● **Task to complete**
Where a line of the material includes the string "text", copy that line.

▬▬▬

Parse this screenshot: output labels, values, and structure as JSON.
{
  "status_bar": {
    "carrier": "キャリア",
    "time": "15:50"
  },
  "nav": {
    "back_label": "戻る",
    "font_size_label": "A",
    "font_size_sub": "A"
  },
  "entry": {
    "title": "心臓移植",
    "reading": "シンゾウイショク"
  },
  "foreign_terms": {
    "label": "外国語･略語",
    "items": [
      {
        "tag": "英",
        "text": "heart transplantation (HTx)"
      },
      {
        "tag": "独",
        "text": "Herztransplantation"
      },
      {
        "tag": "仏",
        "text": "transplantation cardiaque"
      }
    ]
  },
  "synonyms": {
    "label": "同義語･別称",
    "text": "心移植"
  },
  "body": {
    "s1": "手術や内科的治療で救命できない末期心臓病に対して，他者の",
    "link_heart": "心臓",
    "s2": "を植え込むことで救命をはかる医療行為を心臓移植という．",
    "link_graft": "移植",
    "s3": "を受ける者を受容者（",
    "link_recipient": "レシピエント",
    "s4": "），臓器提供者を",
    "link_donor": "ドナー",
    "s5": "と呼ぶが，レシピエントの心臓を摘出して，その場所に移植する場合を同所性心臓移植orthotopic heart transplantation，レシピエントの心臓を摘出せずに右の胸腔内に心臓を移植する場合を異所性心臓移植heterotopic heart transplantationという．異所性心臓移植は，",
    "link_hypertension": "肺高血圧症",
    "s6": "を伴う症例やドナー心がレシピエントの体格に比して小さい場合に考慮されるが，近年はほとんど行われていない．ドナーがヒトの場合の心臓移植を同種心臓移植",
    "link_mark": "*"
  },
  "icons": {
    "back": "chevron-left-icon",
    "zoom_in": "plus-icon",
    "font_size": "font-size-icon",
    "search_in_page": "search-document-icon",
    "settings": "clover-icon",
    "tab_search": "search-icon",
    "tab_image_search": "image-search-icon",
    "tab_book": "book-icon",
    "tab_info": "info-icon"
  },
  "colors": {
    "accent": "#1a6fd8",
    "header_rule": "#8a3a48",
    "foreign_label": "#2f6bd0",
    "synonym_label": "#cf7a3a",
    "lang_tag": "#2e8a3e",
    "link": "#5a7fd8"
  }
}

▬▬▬

● **Solution to this task**
        "text": "heart transplantation (HTx)"
        "text": "Herztransplantation"
        "text": "transplantation cardiaque"
    "text": "心移植"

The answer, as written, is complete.